Website and app data records:
______

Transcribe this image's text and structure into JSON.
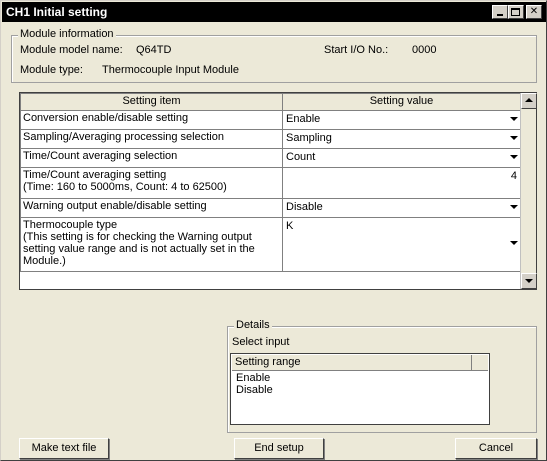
{
  "window": {
    "title": "CH1 Initial setting"
  },
  "module_info": {
    "legend": "Module information",
    "model_label": "Module model name:",
    "model_value": "Q64TD",
    "start_io_label": "Start I/O No.:",
    "start_io_value": "0000",
    "type_label": "Module type:",
    "type_value": "Thermocouple Input Module"
  },
  "grid": {
    "headers": [
      "Setting item",
      "Setting value"
    ],
    "rows": [
      {
        "item": "Conversion enable/disable setting",
        "value": "Enable"
      },
      {
        "item": "Sampling/Averaging processing selection",
        "value": "Sampling"
      },
      {
        "item": "Time/Count averaging selection",
        "value": "Count"
      },
      {
        "item": "Time/Count averaging setting\n(Time: 160 to 5000ms, Count: 4 to 62500)",
        "value": "4"
      },
      {
        "item": "Warning output enable/disable setting",
        "value": "Disable"
      },
      {
        "item": "Thermocouple type\n(This setting is for checking the Warning output\nsetting value range and is not actually set in the\nModule.)",
        "value": "K"
      }
    ]
  },
  "details": {
    "legend": "Details",
    "prompt": "Select input",
    "list_header": "Setting range",
    "options": [
      "Enable",
      "Disable"
    ]
  },
  "buttons": {
    "make_text_file": "Make text file",
    "end_setup": "End setup",
    "cancel": "Cancel"
  }
}
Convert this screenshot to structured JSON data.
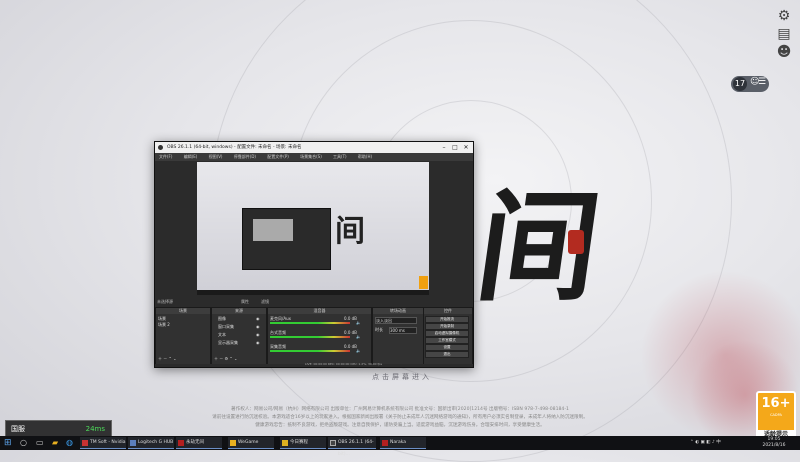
{
  "right_icons": [
    {
      "icon": "gear-icon"
    },
    {
      "icon": "announcement-icon"
    },
    {
      "icon": "account-icon"
    }
  ],
  "player_chip": {
    "number": "17"
  },
  "obs": {
    "title": "OBS 26.1.1 (64-bit, windows) - 配置文件: 未命名 - 场景: 未命名",
    "menu": [
      "文件(F)",
      "编辑(E)",
      "视图(V)",
      "停靠部件(D)",
      "配置文件(P)",
      "场景集合(S)",
      "工具(T)",
      "帮助(H)"
    ],
    "preview_label": "未选择源",
    "props_label": "属性",
    "filters_label": "滤镜",
    "docks": {
      "scenes": {
        "header": "场景",
        "items": [
          "场景",
          "场景 2"
        ]
      },
      "sources": {
        "header": "来源",
        "items": [
          "图像",
          "窗口采集",
          "文本",
          "显示器采集"
        ]
      },
      "mixer": {
        "header": "混音器",
        "items": [
          "麦克风/Aux",
          "台式音频",
          "采集音频"
        ],
        "levels": [
          "0.0 dB",
          "0.0 dB",
          "0.0 dB"
        ]
      },
      "transitions": {
        "header": "转场动画",
        "items": [
          "淡入淡出",
          "时长"
        ],
        "duration": "300 ms"
      },
      "controls": {
        "header": "控件",
        "buttons": [
          "开始推流",
          "开始录制",
          "启动虚拟摄像机",
          "工作室模式",
          "设置",
          "退出"
        ]
      }
    },
    "status": "LIVE: 00:00:00  REC: 00:00:00  CPU: 1.2%, 30.00 fps"
  },
  "enter_game": "点击屏幕进入",
  "footer_lines": [
    "著作权人：网易公司/网易（杭州）网络有限公司  出版单位：广州网易计算机系统有限公司  批准文号：国新出审[2020]1214号  出版物号：ISBN 978-7-498-08184-1",
    "请前往设置进行防沉迷校验。本游戏适合16岁以上的玩家进入。根据国家新闻出版署《关于防止未成年人沉迷网络游戏的通知》，所有用户必须实名制登录，未成年人将纳入防沉迷限制。",
    "健康游戏忠告：抵制不良游戏，拒绝盗版游戏。注意自我保护，谨防受骗上当。适度游戏益脑，沉迷游戏伤身。合理安排时间，享受健康生活。"
  ],
  "server": {
    "name": "国服",
    "latency": "24ms"
  },
  "age_rating": {
    "label": "16+",
    "small": "CADPA",
    "tip": "适龄提示"
  },
  "taskbar": {
    "apps": [
      {
        "label": "TM Soft - Nvidia",
        "color": "#c83232"
      },
      {
        "label": "Logitech G HUB",
        "color": "#5b7fbd"
      },
      {
        "label": "永劫无间",
        "color": "#b32020"
      },
      {
        "label": "WeGame",
        "color": "#e8b020"
      },
      {
        "label": "今日赛程",
        "color": "#ddb020"
      },
      {
        "label": "OBS 26.1.1 (64-bit)...",
        "color": "#444444"
      },
      {
        "label": "Naraka",
        "color": "#b32020"
      }
    ],
    "time": "19:05",
    "date": "2021/8/16"
  },
  "colors": {
    "accent_green": "#4ddc5a",
    "age_orange": "#f4a81a",
    "seal_red": "#b32b20"
  }
}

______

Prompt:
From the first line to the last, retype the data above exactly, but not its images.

Exercise answer:
Transcribe this image's text and structure into JSON.
{
  "window": {
    "title": "CH1 Initial setting"
  },
  "module_info": {
    "legend": "Module information",
    "model_label": "Module model name:",
    "model_value": "Q64TD",
    "start_io_label": "Start I/O No.:",
    "start_io_value": "0000",
    "type_label": "Module type:",
    "type_value": "Thermocouple Input Module"
  },
  "grid": {
    "headers": [
      "Setting item",
      "Setting value"
    ],
    "rows": [
      {
        "item": "Conversion enable/disable setting",
        "value": "Enable"
      },
      {
        "item": "Sampling/Averaging processing selection",
        "value": "Sampling"
      },
      {
        "item": "Time/Count averaging selection",
        "value": "Count"
      },
      {
        "item": "Time/Count averaging setting\n(Time: 160 to 5000ms, Count: 4 to 62500)",
        "value": "4"
      },
      {
        "item": "Warning output enable/disable setting",
        "value": "Disable"
      },
      {
        "item": "Thermocouple type\n(This setting is for checking the Warning output\nsetting value range and is not actually set in the\nModule.)",
        "value": "K"
      }
    ]
  },
  "details": {
    "legend": "Details",
    "prompt": "Select input",
    "list_header": "Setting range",
    "options": [
      "Enable",
      "Disable"
    ]
  },
  "buttons": {
    "make_text_file": "Make text file",
    "end_setup": "End setup",
    "cancel": "Cancel"
  }
}
Convert this screenshot to structured JSON data.
{
  "right_icons": [
    {
      "icon": "gear-icon"
    },
    {
      "icon": "announcement-icon"
    },
    {
      "icon": "account-icon"
    }
  ],
  "player_chip": {
    "number": "17"
  },
  "obs": {
    "title": "OBS 26.1.1 (64-bit, windows) - 配置文件: 未命名 - 场景: 未命名",
    "menu": [
      "文件(F)",
      "编辑(E)",
      "视图(V)",
      "停靠部件(D)",
      "配置文件(P)",
      "场景集合(S)",
      "工具(T)",
      "帮助(H)"
    ],
    "preview_label": "未选择源",
    "props_label": "属性",
    "filters_label": "滤镜",
    "docks": {
      "scenes": {
        "header": "场景",
        "items": [
          "场景",
          "场景 2"
        ]
      },
      "sources": {
        "header": "来源",
        "items": [
          "图像",
          "窗口采集",
          "文本",
          "显示器采集"
        ]
      },
      "mixer": {
        "header": "混音器",
        "items": [
          "麦克风/Aux",
          "台式音频",
          "采集音频"
        ],
        "levels": [
          "0.0 dB",
          "0.0 dB",
          "0.0 dB"
        ]
      },
      "transitions": {
        "header": "转场动画",
        "items": [
          "淡入淡出",
          "时长"
        ],
        "duration": "300 ms"
      },
      "controls": {
        "header": "控件",
        "buttons": [
          "开始推流",
          "开始录制",
          "启动虚拟摄像机",
          "工作室模式",
          "设置",
          "退出"
        ]
      }
    },
    "status": "LIVE: 00:00:00  REC: 00:00:00  CPU: 1.2%, 30.00 fps"
  },
  "enter_game": "点击屏幕进入",
  "footer_lines": [
    "著作权人：网易公司/网易（杭州）网络有限公司  出版单位：广州网易计算机系统有限公司  批准文号：国新出审[2020]1214号  出版物号：ISBN 978-7-498-08184-1",
    "请前往设置进行防沉迷校验。本游戏适合16岁以上的玩家进入。根据国家新闻出版署《关于防止未成年人沉迷网络游戏的通知》，所有用户必须实名制登录，未成年人将纳入防沉迷限制。",
    "健康游戏忠告：抵制不良游戏，拒绝盗版游戏。注意自我保护，谨防受骗上当。适度游戏益脑，沉迷游戏伤身。合理安排时间，享受健康生活。"
  ],
  "server": {
    "name": "国服",
    "latency": "24ms"
  },
  "age_rating": {
    "label": "16+",
    "small": "CADPA",
    "tip": "适龄提示"
  },
  "taskbar": {
    "apps": [
      {
        "label": "TM Soft - Nvidia",
        "color": "#c83232"
      },
      {
        "label": "Logitech G HUB",
        "color": "#5b7fbd"
      },
      {
        "label": "永劫无间",
        "color": "#b32020"
      },
      {
        "label": "WeGame",
        "color": "#e8b020"
      },
      {
        "label": "今日赛程",
        "color": "#ddb020"
      },
      {
        "label": "OBS 26.1.1 (64-bit)...",
        "color": "#444444"
      },
      {
        "label": "Naraka",
        "color": "#b32020"
      }
    ],
    "time": "19:05",
    "date": "2021/8/16"
  },
  "colors": {
    "accent_green": "#4ddc5a",
    "age_orange": "#f4a81a",
    "seal_red": "#b32b20"
  }
}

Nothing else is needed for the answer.